Yelp provided a sneaky way to get augmented reality in their new app, but they might have made things worse for all of us. In a post yesterday on TechCrunch, Matt Galligan thinks that this move might make Apple look even harder at each app approval — taking longer for each one, and rejecting a higher percentage. That’s not good.
He makes some good points. Here’s his basic argument:
My concern is that Yelp has set an awful precedent by this act. Now, every app developer will likely undergo even more scrutiny. Accessing private API’s goes against the agreement every iPhone developer has to abide by when submitting applications to the App Store. By subverting this agreement through an “easter egg”, Yelp could very well cause the approval process to become more draconian. Whereas before, Apple was primarily looking for trademark violations, “correct” usage of their Human Interface Guidelines, and show-stopping bugs, they’ll now have to go over each app with fine-toothed comb to make sure no feature that is likely to be unsanctioned will be released. Now granted, this may also be seen as a big cry for openness in the App Store, but so long as the App Store approval process remains in the status quo, deceitful acts like this won’t continue to go unnoticed by them.
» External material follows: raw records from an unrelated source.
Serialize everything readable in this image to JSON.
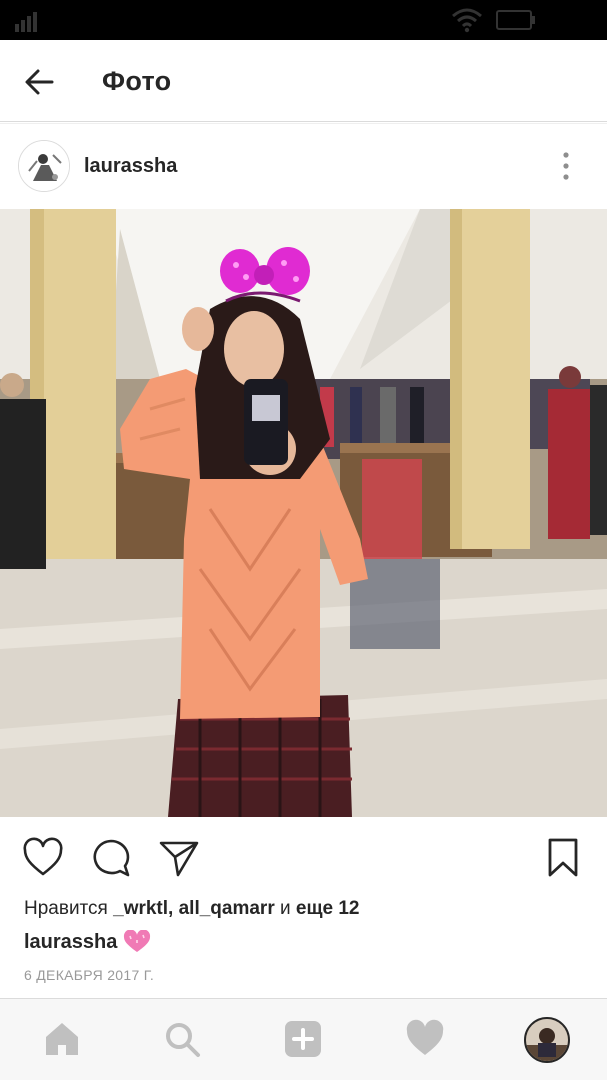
{
  "status_bar": {
    "signal_icon": "signal-icon",
    "wifi_icon": "wifi-icon",
    "battery_icon": "battery-icon"
  },
  "header": {
    "back_icon": "arrow-left-icon",
    "title": "Фото"
  },
  "post": {
    "username": "laurassha",
    "more_icon": "more-vertical-icon",
    "photo_icon": "photo-image",
    "actions": {
      "like_icon": "heart-outline-icon",
      "comment_icon": "comment-icon",
      "share_icon": "send-icon",
      "save_icon": "bookmark-icon"
    },
    "likes": {
      "prefix": "Нравится",
      "users": "_wrktl, all_qamarr",
      "conjunction": "и",
      "more": "еще 12"
    },
    "caption": {
      "username": "laurassha",
      "emoji": "sparkling-heart-emoji"
    },
    "date": "6 ДЕКАБРЯ 2017 Г."
  },
  "bottom_nav": [
    "home-icon",
    "search-icon",
    "add-post-icon",
    "activity-heart-icon",
    "profile-avatar"
  ],
  "colors": {
    "text": "#262626",
    "muted": "#999999",
    "divider": "#dbdbdb",
    "nav_bg": "#f7f7f7",
    "nav_icon": "#c0c0c0"
  }
}
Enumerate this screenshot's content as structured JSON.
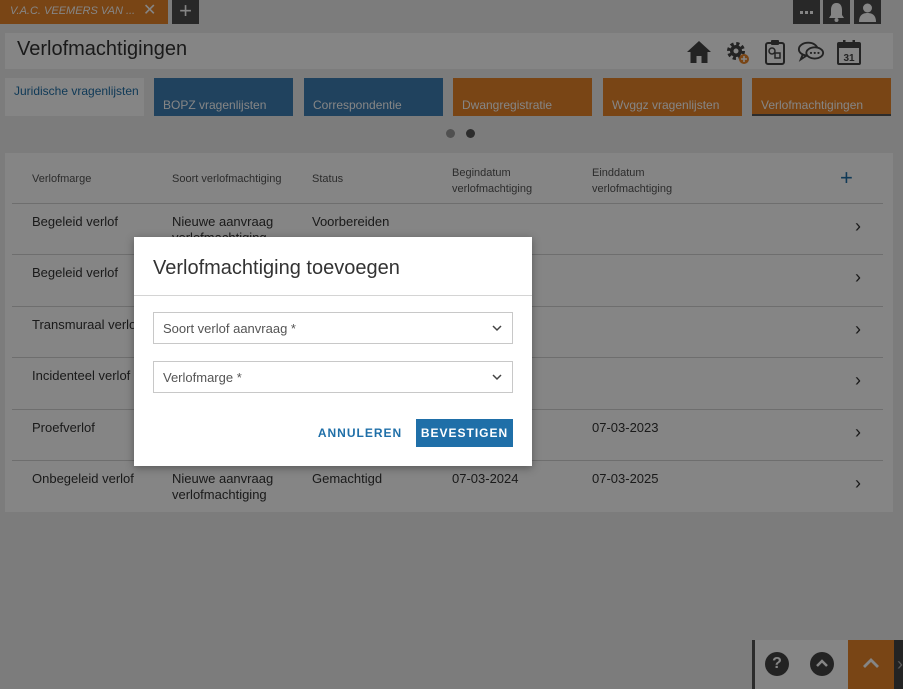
{
  "tabbar": {
    "tab_label": "V.A.C. VEEMERS VAN ...",
    "close_glyph": "✕",
    "add_glyph": "+"
  },
  "header": {
    "title": "Verlofmachtigingen",
    "calendar_day": "31",
    "icons": [
      "home-icon",
      "settings-add-icon",
      "clipboard-icon",
      "chat-icon",
      "calendar-icon"
    ]
  },
  "nav_tiles": [
    {
      "label": "Juridische vragenlijsten"
    },
    {
      "label": "BOPZ vragenlijsten"
    },
    {
      "label": "Correspondentie"
    },
    {
      "label": "Dwangregistratie"
    },
    {
      "label": "Wvggz vragenlijsten"
    },
    {
      "label": "Verlofmachtigingen"
    }
  ],
  "table": {
    "headers": {
      "marge": "Verlofmarge",
      "soort": "Soort verlofmachtiging",
      "status": "Status",
      "begin": "Begindatum verlofmachtiging",
      "eind": "Einddatum verlofmachtiging"
    },
    "add_glyph": "+",
    "rows": [
      {
        "marge": "Begeleid verlof",
        "soort": "Nieuwe aanvraag verlofmachtiging",
        "status": "Voorbereiden",
        "begin": "",
        "eind": ""
      },
      {
        "marge": "Begeleid verlof",
        "soort": "",
        "status": "",
        "begin": "",
        "eind": ""
      },
      {
        "marge": "Transmuraal verlof",
        "soort": "",
        "status": "",
        "begin": "",
        "eind": ""
      },
      {
        "marge": "Incidenteel verlof",
        "soort": "",
        "status": "",
        "begin": "",
        "eind": ""
      },
      {
        "marge": "Proefverlof",
        "soort": "",
        "status": "",
        "begin": "",
        "eind": "07-03-2023"
      },
      {
        "marge": "Onbegeleid verlof",
        "soort": "Nieuwe aanvraag verlofmachtiging",
        "status": "Gemachtigd",
        "begin": "07-03-2024",
        "eind": "07-03-2025"
      }
    ]
  },
  "modal": {
    "title": "Verlofmachtiging toevoegen",
    "field1_placeholder": "Soort verlof aanvraag *",
    "field2_placeholder": "Verlofmarge *",
    "cancel_label": "ANNULEREN",
    "confirm_label": "BEVESTIGEN"
  },
  "help_widget": {
    "question_glyph": "?"
  },
  "colors": {
    "orange": "#e8842a",
    "blue": "#3e7fb4",
    "link_blue": "#1f6fa8",
    "dark": "#4d4d4d"
  }
}
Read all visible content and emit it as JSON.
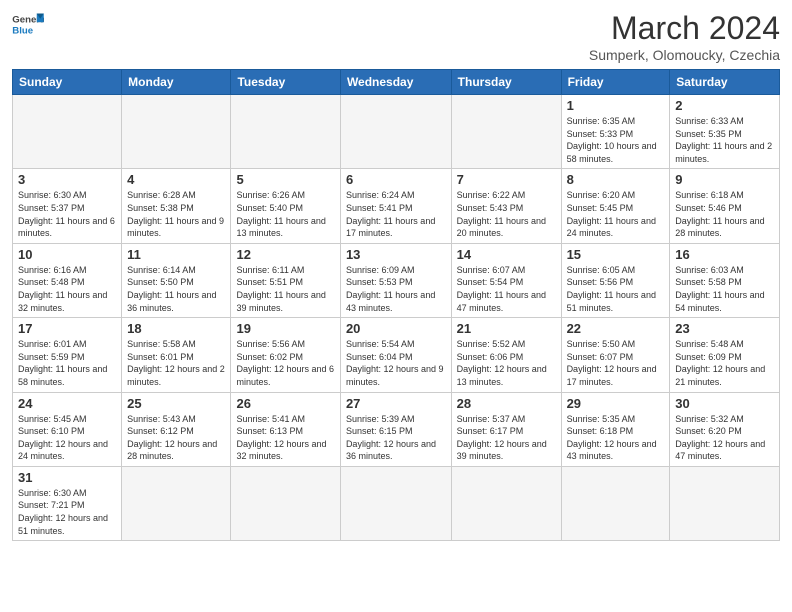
{
  "header": {
    "logo_general": "General",
    "logo_blue": "Blue",
    "month_year": "March 2024",
    "location": "Sumperk, Olomoucky, Czechia"
  },
  "days_of_week": [
    "Sunday",
    "Monday",
    "Tuesday",
    "Wednesday",
    "Thursday",
    "Friday",
    "Saturday"
  ],
  "weeks": [
    [
      {
        "day": "",
        "info": "",
        "empty": true
      },
      {
        "day": "",
        "info": "",
        "empty": true
      },
      {
        "day": "",
        "info": "",
        "empty": true
      },
      {
        "day": "",
        "info": "",
        "empty": true
      },
      {
        "day": "",
        "info": "",
        "empty": true
      },
      {
        "day": "1",
        "info": "Sunrise: 6:35 AM\nSunset: 5:33 PM\nDaylight: 10 hours and 58 minutes."
      },
      {
        "day": "2",
        "info": "Sunrise: 6:33 AM\nSunset: 5:35 PM\nDaylight: 11 hours and 2 minutes."
      }
    ],
    [
      {
        "day": "3",
        "info": "Sunrise: 6:30 AM\nSunset: 5:37 PM\nDaylight: 11 hours and 6 minutes."
      },
      {
        "day": "4",
        "info": "Sunrise: 6:28 AM\nSunset: 5:38 PM\nDaylight: 11 hours and 9 minutes."
      },
      {
        "day": "5",
        "info": "Sunrise: 6:26 AM\nSunset: 5:40 PM\nDaylight: 11 hours and 13 minutes."
      },
      {
        "day": "6",
        "info": "Sunrise: 6:24 AM\nSunset: 5:41 PM\nDaylight: 11 hours and 17 minutes."
      },
      {
        "day": "7",
        "info": "Sunrise: 6:22 AM\nSunset: 5:43 PM\nDaylight: 11 hours and 20 minutes."
      },
      {
        "day": "8",
        "info": "Sunrise: 6:20 AM\nSunset: 5:45 PM\nDaylight: 11 hours and 24 minutes."
      },
      {
        "day": "9",
        "info": "Sunrise: 6:18 AM\nSunset: 5:46 PM\nDaylight: 11 hours and 28 minutes."
      }
    ],
    [
      {
        "day": "10",
        "info": "Sunrise: 6:16 AM\nSunset: 5:48 PM\nDaylight: 11 hours and 32 minutes."
      },
      {
        "day": "11",
        "info": "Sunrise: 6:14 AM\nSunset: 5:50 PM\nDaylight: 11 hours and 36 minutes."
      },
      {
        "day": "12",
        "info": "Sunrise: 6:11 AM\nSunset: 5:51 PM\nDaylight: 11 hours and 39 minutes."
      },
      {
        "day": "13",
        "info": "Sunrise: 6:09 AM\nSunset: 5:53 PM\nDaylight: 11 hours and 43 minutes."
      },
      {
        "day": "14",
        "info": "Sunrise: 6:07 AM\nSunset: 5:54 PM\nDaylight: 11 hours and 47 minutes."
      },
      {
        "day": "15",
        "info": "Sunrise: 6:05 AM\nSunset: 5:56 PM\nDaylight: 11 hours and 51 minutes."
      },
      {
        "day": "16",
        "info": "Sunrise: 6:03 AM\nSunset: 5:58 PM\nDaylight: 11 hours and 54 minutes."
      }
    ],
    [
      {
        "day": "17",
        "info": "Sunrise: 6:01 AM\nSunset: 5:59 PM\nDaylight: 11 hours and 58 minutes."
      },
      {
        "day": "18",
        "info": "Sunrise: 5:58 AM\nSunset: 6:01 PM\nDaylight: 12 hours and 2 minutes."
      },
      {
        "day": "19",
        "info": "Sunrise: 5:56 AM\nSunset: 6:02 PM\nDaylight: 12 hours and 6 minutes."
      },
      {
        "day": "20",
        "info": "Sunrise: 5:54 AM\nSunset: 6:04 PM\nDaylight: 12 hours and 9 minutes."
      },
      {
        "day": "21",
        "info": "Sunrise: 5:52 AM\nSunset: 6:06 PM\nDaylight: 12 hours and 13 minutes."
      },
      {
        "day": "22",
        "info": "Sunrise: 5:50 AM\nSunset: 6:07 PM\nDaylight: 12 hours and 17 minutes."
      },
      {
        "day": "23",
        "info": "Sunrise: 5:48 AM\nSunset: 6:09 PM\nDaylight: 12 hours and 21 minutes."
      }
    ],
    [
      {
        "day": "24",
        "info": "Sunrise: 5:45 AM\nSunset: 6:10 PM\nDaylight: 12 hours and 24 minutes."
      },
      {
        "day": "25",
        "info": "Sunrise: 5:43 AM\nSunset: 6:12 PM\nDaylight: 12 hours and 28 minutes."
      },
      {
        "day": "26",
        "info": "Sunrise: 5:41 AM\nSunset: 6:13 PM\nDaylight: 12 hours and 32 minutes."
      },
      {
        "day": "27",
        "info": "Sunrise: 5:39 AM\nSunset: 6:15 PM\nDaylight: 12 hours and 36 minutes."
      },
      {
        "day": "28",
        "info": "Sunrise: 5:37 AM\nSunset: 6:17 PM\nDaylight: 12 hours and 39 minutes."
      },
      {
        "day": "29",
        "info": "Sunrise: 5:35 AM\nSunset: 6:18 PM\nDaylight: 12 hours and 43 minutes."
      },
      {
        "day": "30",
        "info": "Sunrise: 5:32 AM\nSunset: 6:20 PM\nDaylight: 12 hours and 47 minutes."
      }
    ],
    [
      {
        "day": "31",
        "info": "Sunrise: 6:30 AM\nSunset: 7:21 PM\nDaylight: 12 hours and 51 minutes."
      },
      {
        "day": "",
        "info": "",
        "empty": true
      },
      {
        "day": "",
        "info": "",
        "empty": true
      },
      {
        "day": "",
        "info": "",
        "empty": true
      },
      {
        "day": "",
        "info": "",
        "empty": true
      },
      {
        "day": "",
        "info": "",
        "empty": true
      },
      {
        "day": "",
        "info": "",
        "empty": true
      }
    ]
  ]
}
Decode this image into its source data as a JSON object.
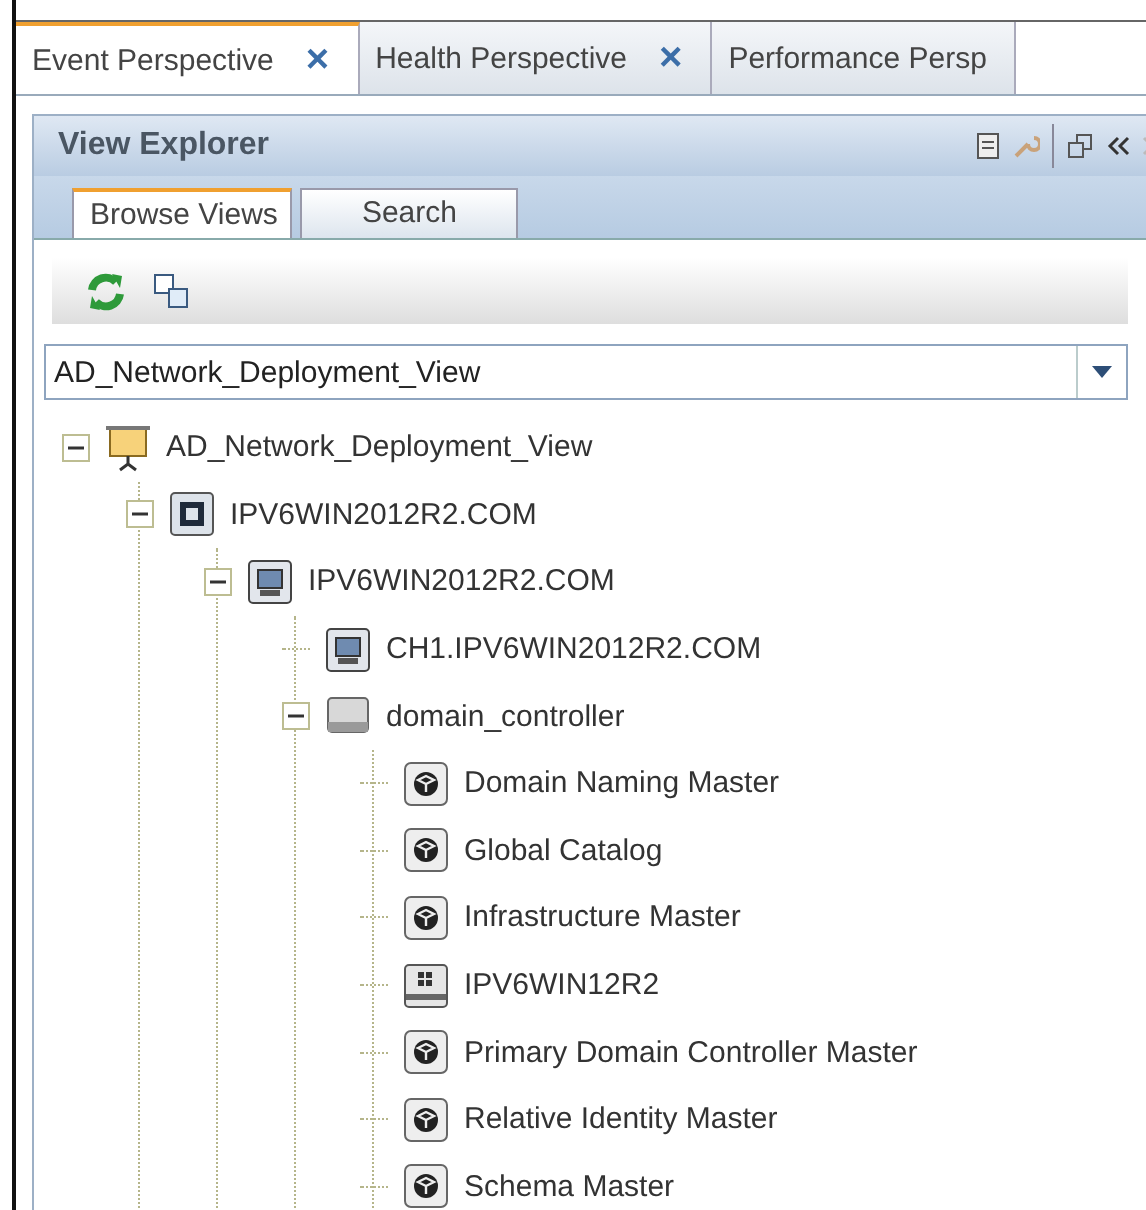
{
  "perspective_tabs": [
    {
      "label": "Event Perspective",
      "close": "×",
      "selected": true
    },
    {
      "label": "Health Perspective",
      "close": "×",
      "selected": false
    },
    {
      "label": "Performance Persp",
      "selected": false
    }
  ],
  "panel": {
    "title": "View Explorer"
  },
  "view_tabs": [
    {
      "label": "Browse Views",
      "selected": true
    },
    {
      "label": "Search",
      "selected": false
    }
  ],
  "view_selector": {
    "value": "AD_Network_Deployment_View"
  },
  "tree": [
    {
      "label": "AD_Network_Deployment_View",
      "kind": "view",
      "expanded": true,
      "children": [
        {
          "label": "IPV6WIN2012R2.COM",
          "kind": "server",
          "expanded": true,
          "children": [
            {
              "label": "IPV6WIN2012R2.COM",
              "kind": "host",
              "expanded": true,
              "children": [
                {
                  "label": "CH1.IPV6WIN2012R2.COM",
                  "kind": "host"
                },
                {
                  "label": "domain_controller",
                  "kind": "cluster",
                  "expanded": true,
                  "children": [
                    {
                      "label": "Domain Naming Master",
                      "kind": "role"
                    },
                    {
                      "label": "Global Catalog",
                      "kind": "role"
                    },
                    {
                      "label": "Infrastructure Master",
                      "kind": "role"
                    },
                    {
                      "label": "IPV6WIN12R2",
                      "kind": "windows"
                    },
                    {
                      "label": "Primary Domain Controller Master",
                      "kind": "role"
                    },
                    {
                      "label": "Relative Identity Master",
                      "kind": "role"
                    },
                    {
                      "label": "Schema Master",
                      "kind": "role"
                    }
                  ]
                }
              ]
            }
          ]
        }
      ]
    }
  ]
}
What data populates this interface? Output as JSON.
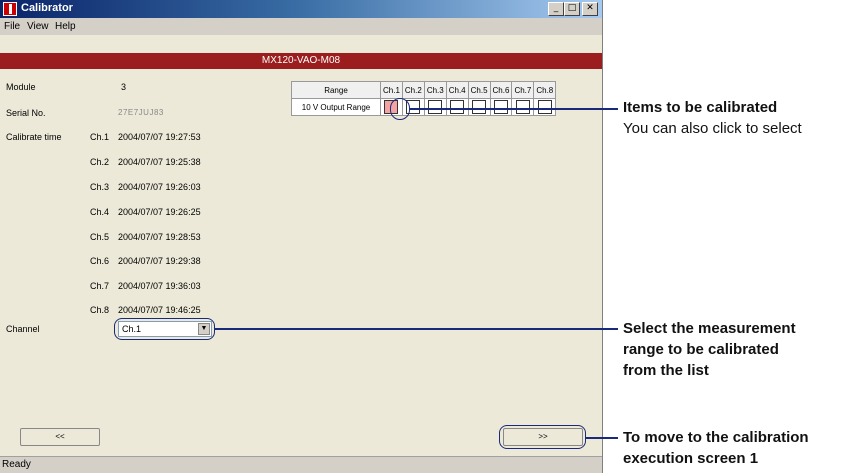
{
  "window": {
    "title": "Calibrator",
    "menu": [
      "File",
      "View",
      "Help"
    ],
    "banner": "MX120-VAO-M08"
  },
  "module": {
    "label": "Module",
    "value": "3"
  },
  "serial": {
    "label": "Serial No.",
    "value": "27E7JUJ83"
  },
  "calibrate_time": {
    "label": "Calibrate time",
    "rows": [
      {
        "ch": "Ch.1",
        "time": "2004/07/07 19:27:53"
      },
      {
        "ch": "Ch.2",
        "time": "2004/07/07 19:25:38"
      },
      {
        "ch": "Ch.3",
        "time": "2004/07/07 19:26:03"
      },
      {
        "ch": "Ch.4",
        "time": "2004/07/07 19:26:25"
      },
      {
        "ch": "Ch.5",
        "time": "2004/07/07 19:28:53"
      },
      {
        "ch": "Ch.6",
        "time": "2004/07/07 19:29:38"
      },
      {
        "ch": "Ch.7",
        "time": "2004/07/07 19:36:03"
      },
      {
        "ch": "Ch.8",
        "time": "2004/07/07 19:46:25"
      }
    ]
  },
  "range_table": {
    "header": "Range",
    "columns": [
      "Ch.1",
      "Ch.2",
      "Ch.3",
      "Ch.4",
      "Ch.5",
      "Ch.6",
      "Ch.7",
      "Ch.8"
    ],
    "row_label": "10 V Output Range",
    "selected": [
      true,
      false,
      false,
      false,
      false,
      false,
      false,
      false
    ]
  },
  "channel": {
    "label": "Channel",
    "value": "Ch.1"
  },
  "nav": {
    "prev": "<<",
    "next": ">>"
  },
  "status": "Ready",
  "annotations": {
    "items": {
      "line1": "Items to be calibrated",
      "line2": "You can also click to select"
    },
    "range": {
      "line1": "Select the measurement",
      "line2": "range to be calibrated",
      "line3": "from the list"
    },
    "next": {
      "line1": "To move to the calibration",
      "line2": "execution screen 1"
    }
  },
  "colors": {
    "banner": "#9c1d1d",
    "callout": "#1a2a7a",
    "selected_checkbox": "#f4a3a3"
  }
}
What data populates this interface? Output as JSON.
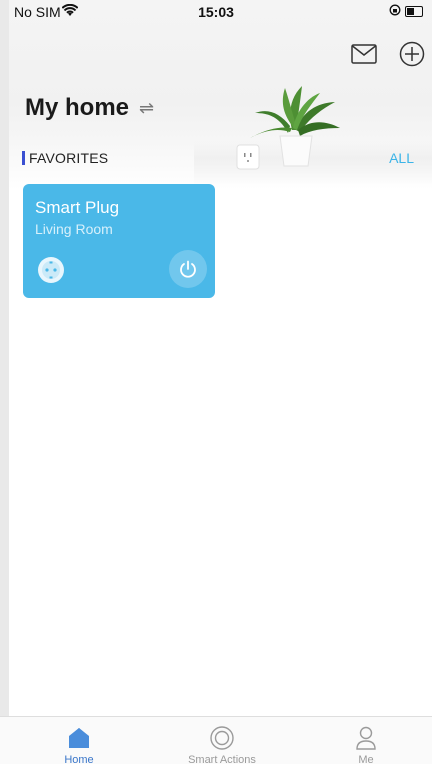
{
  "status_bar": {
    "carrier": "No SIM",
    "time": "15:03"
  },
  "header": {
    "title": "My home"
  },
  "favorites": {
    "label": "FAVORITES",
    "all_link": "ALL"
  },
  "devices": [
    {
      "name": "Smart Plug",
      "room": "Living Room"
    }
  ],
  "tabbar": {
    "items": [
      {
        "label": "Home",
        "active": true
      },
      {
        "label": "Smart Actions",
        "active": false
      },
      {
        "label": "Me",
        "active": false
      }
    ]
  },
  "colors": {
    "accent": "#3bb4e8",
    "card": "#4ab8e8",
    "tab_active": "#3a76c9",
    "favorites_bar": "#3a4fd1"
  },
  "icons": {
    "mail": "mail-icon",
    "add": "add-circle-icon",
    "switch": "switch-home-icon",
    "plug": "plug-socket-icon",
    "power": "power-icon",
    "home": "home-icon",
    "smart_actions": "smart-actions-icon",
    "me": "user-icon"
  }
}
I’d like to say I disagree, but I can’t. I still don’t understand why Apple wanted developers to wait for 3.1 to release AR apps, but Yelp probably should have listened. It’s still a neat app to show off to friends, but now things might get a bit rougher for all of us.